Mentha piperita L.
CC = n/a
MOC = 1
Family - Lamiaceae
Habit - Rhizomatous perennial forb, strongly fragrant when bruised.
Stems - Ascending to erect, to 90 cm, sometimes from a spreading base, multiple from the base, from fibrous roots, branching, rooting at the nodes, 4-angled, glabrous or nearly so.
Leaves - Opposite, simple, petiolate. Petioles to 1.5 cm long, glabrous to sparsely pubescent. Blades to 7 cm long, mostly glabrous but with some pubescence on midrib below, ovate to elliptic, rounded at the base to slightly tapering, the margins sharply toothed. Veins anastomosing, depressed adaxially, expressed abaxially.
Inflorescence - Mainly terminal, elongate, dense to open spikelike racemes with 5 to numerous closely to more openly spaced nodes, the bracteal leaves inconspicuous, shorter than to only slightly longer than the flower clusters, occasionally also with a few headlike clusters or short spikes on short stalks from the axils of the upper foliage leaves.
Flowers - Calyces 3-4 mm long, 10-ribbed, 5-lobed, often hairy above the midpoint and along the lobe margins, the outer surface often also with sessile glands. Corollas 4-lobed (weakly bilabiate), 1.7-4.0 mm long, white to lavender or light pink, glabrous internally and externally, the lobes subequal, rounded at the apex. Stamens 4, adnate at the apex of the corolla tube, alternating with the corolla lobes, included. Filaments white, 0.5 mm long. Anthers orange, 0.4 mm long. Ovary superior, deeply 4-lobed, glabrous, green, 0.6 mm broad, subtended by a thick green nectary. Style white, glabrous, 5 mm long, exserted. Stigma 2-lobed.
Fruits - Nutlets 0.7-1.0 mm, yellowish brown or more commonly dark brown to black, often not produced.
Flowering - June - October.
Habitat - Wet ground of meadows, spring branches, streams, pond margins, sloughs, ditches, roadsides, railroads.
Origin - Native to Europe.
Lookalikes - M. spicata.

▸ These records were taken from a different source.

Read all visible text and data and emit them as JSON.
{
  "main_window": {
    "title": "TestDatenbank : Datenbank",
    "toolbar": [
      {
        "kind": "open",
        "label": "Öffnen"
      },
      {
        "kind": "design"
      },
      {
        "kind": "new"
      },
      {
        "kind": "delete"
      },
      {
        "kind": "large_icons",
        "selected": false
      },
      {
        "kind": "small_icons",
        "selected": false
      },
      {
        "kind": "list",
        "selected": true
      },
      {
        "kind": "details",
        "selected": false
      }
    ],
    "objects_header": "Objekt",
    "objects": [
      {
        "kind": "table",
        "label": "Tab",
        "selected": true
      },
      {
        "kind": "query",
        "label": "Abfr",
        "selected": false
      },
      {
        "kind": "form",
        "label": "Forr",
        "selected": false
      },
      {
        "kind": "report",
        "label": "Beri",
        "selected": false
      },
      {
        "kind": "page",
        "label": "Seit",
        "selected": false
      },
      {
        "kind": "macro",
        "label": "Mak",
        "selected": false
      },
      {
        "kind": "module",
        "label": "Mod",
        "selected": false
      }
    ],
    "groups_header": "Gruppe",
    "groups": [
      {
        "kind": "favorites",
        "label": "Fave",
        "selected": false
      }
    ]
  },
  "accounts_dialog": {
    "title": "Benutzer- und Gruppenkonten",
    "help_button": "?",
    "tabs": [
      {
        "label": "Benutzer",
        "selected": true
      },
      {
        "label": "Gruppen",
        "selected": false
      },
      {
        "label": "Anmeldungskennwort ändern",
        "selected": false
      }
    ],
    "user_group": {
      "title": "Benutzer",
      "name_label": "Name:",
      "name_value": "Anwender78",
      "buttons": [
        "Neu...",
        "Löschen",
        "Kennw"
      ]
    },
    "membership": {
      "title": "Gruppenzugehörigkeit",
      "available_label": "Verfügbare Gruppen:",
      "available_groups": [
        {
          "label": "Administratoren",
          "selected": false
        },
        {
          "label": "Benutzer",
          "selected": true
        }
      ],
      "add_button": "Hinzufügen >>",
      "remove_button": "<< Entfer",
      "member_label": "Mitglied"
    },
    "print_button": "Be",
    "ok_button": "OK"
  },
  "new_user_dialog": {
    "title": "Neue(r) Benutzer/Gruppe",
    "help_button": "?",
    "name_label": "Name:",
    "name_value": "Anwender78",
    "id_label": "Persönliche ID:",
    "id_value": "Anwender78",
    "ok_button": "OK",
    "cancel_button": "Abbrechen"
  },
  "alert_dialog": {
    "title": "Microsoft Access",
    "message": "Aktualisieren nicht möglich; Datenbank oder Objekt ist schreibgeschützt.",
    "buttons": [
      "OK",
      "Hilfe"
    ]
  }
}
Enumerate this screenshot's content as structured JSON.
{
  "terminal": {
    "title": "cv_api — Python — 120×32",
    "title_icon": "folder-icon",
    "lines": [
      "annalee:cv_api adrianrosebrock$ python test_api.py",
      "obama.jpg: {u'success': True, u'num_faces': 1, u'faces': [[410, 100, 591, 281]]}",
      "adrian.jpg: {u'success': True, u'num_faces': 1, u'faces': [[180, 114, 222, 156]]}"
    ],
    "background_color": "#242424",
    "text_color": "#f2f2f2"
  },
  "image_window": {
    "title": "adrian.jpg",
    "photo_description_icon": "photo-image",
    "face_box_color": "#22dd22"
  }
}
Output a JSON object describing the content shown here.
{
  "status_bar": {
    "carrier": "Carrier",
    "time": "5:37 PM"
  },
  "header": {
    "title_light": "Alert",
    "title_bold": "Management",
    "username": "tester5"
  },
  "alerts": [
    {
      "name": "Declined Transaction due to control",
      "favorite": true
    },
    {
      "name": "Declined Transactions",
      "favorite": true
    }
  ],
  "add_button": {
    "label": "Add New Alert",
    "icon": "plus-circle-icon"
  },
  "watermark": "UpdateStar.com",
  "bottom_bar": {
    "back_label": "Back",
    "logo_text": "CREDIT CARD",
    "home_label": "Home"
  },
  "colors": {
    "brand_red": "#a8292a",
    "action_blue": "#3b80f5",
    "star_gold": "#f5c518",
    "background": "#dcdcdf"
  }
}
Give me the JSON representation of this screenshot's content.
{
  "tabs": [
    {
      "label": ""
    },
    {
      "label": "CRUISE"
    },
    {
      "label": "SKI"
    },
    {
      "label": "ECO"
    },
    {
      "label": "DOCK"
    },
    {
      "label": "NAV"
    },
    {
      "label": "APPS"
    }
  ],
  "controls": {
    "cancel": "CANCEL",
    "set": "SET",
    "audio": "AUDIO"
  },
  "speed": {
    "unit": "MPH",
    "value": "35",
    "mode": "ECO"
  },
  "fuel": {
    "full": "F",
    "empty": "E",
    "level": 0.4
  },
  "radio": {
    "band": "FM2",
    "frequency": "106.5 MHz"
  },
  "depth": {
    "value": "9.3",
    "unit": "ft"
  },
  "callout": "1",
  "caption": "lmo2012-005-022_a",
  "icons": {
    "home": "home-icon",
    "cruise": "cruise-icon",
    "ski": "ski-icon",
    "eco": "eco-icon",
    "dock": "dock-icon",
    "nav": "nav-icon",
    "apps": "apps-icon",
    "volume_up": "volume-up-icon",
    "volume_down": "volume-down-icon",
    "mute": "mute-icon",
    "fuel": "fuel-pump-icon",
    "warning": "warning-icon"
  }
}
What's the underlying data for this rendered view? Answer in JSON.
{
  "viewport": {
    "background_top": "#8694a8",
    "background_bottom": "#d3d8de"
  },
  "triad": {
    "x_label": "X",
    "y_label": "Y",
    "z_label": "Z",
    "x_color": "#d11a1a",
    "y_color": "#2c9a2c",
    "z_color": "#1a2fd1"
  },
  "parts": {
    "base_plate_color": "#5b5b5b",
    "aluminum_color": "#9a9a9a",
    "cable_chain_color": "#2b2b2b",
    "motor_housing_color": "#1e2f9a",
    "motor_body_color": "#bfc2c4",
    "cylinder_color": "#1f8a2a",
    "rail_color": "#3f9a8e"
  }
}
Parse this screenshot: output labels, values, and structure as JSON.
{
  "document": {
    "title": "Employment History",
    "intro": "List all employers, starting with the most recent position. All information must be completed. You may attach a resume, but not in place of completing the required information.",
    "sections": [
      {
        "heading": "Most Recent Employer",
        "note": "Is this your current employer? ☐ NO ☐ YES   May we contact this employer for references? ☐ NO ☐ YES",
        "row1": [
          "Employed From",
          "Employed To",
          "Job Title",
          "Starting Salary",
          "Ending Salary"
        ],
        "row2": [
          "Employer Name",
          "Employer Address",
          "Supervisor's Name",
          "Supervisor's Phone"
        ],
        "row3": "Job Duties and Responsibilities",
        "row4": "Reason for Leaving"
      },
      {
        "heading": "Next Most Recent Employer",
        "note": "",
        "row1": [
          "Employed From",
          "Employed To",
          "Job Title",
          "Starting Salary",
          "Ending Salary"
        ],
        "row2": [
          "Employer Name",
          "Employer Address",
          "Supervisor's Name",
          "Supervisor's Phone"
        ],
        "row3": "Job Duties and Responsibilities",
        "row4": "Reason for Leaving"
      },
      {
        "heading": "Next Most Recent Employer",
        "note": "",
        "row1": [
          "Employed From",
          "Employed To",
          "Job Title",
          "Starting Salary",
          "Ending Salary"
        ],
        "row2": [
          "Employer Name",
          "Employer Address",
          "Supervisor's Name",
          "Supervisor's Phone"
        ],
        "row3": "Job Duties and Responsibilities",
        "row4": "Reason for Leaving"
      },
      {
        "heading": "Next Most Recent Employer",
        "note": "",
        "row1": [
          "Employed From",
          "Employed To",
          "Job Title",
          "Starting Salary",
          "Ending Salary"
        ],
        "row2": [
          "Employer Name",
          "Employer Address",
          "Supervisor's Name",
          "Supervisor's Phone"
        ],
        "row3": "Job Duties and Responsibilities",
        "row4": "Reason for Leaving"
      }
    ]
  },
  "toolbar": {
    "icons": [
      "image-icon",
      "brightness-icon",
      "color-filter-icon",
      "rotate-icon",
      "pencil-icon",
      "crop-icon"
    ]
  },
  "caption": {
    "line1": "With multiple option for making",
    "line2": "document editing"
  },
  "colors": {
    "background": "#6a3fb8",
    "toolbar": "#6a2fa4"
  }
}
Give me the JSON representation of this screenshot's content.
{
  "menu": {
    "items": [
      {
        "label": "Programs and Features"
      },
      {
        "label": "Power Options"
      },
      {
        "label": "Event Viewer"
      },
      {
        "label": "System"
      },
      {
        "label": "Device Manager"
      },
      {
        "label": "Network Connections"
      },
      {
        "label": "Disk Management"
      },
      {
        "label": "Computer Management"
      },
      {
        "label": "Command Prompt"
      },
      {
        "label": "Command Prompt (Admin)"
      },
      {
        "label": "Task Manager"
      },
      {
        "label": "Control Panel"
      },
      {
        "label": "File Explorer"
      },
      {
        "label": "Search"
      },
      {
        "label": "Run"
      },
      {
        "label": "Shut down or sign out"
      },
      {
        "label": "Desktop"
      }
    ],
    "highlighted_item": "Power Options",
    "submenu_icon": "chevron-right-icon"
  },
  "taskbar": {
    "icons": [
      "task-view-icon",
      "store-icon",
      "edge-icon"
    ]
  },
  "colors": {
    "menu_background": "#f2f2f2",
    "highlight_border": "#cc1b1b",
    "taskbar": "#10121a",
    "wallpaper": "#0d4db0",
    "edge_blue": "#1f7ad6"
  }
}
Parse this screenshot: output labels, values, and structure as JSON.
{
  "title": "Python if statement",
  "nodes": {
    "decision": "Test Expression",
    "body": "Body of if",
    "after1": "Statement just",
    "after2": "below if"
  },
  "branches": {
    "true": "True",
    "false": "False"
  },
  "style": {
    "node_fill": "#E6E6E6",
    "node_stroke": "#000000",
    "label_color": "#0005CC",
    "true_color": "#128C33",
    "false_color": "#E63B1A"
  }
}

Other info. This species occurs in somewhat scattered form across much of Missouri, most commonly south of the Missouri River. It is also found throughout most of the continental U.S., most commonly by far in the northeastern quadrant and the west coastal states. It is recognized by its opposite, toothed leaves, square stems, and elongate inflorescences having multiple whorls. Extensive cultivation and breeding, along with the plant's natural predilection for hybridization and polyploidy have given rise to a taxonomically confusing array of morphologies. Many authors refer to this plant as Mentha x piperita, a hybrid between M. spicata (spearmint) and M. aquatica (water mint). It is always associated with wet conditions.
Photographs taken at the Peck Ranch Wildlife Refuge, Carter County, MO., 7-19-01 (DETenaglia); also at Cuivre River State Park, Lincoln County, MO, 8-15-2014 (SRTurner).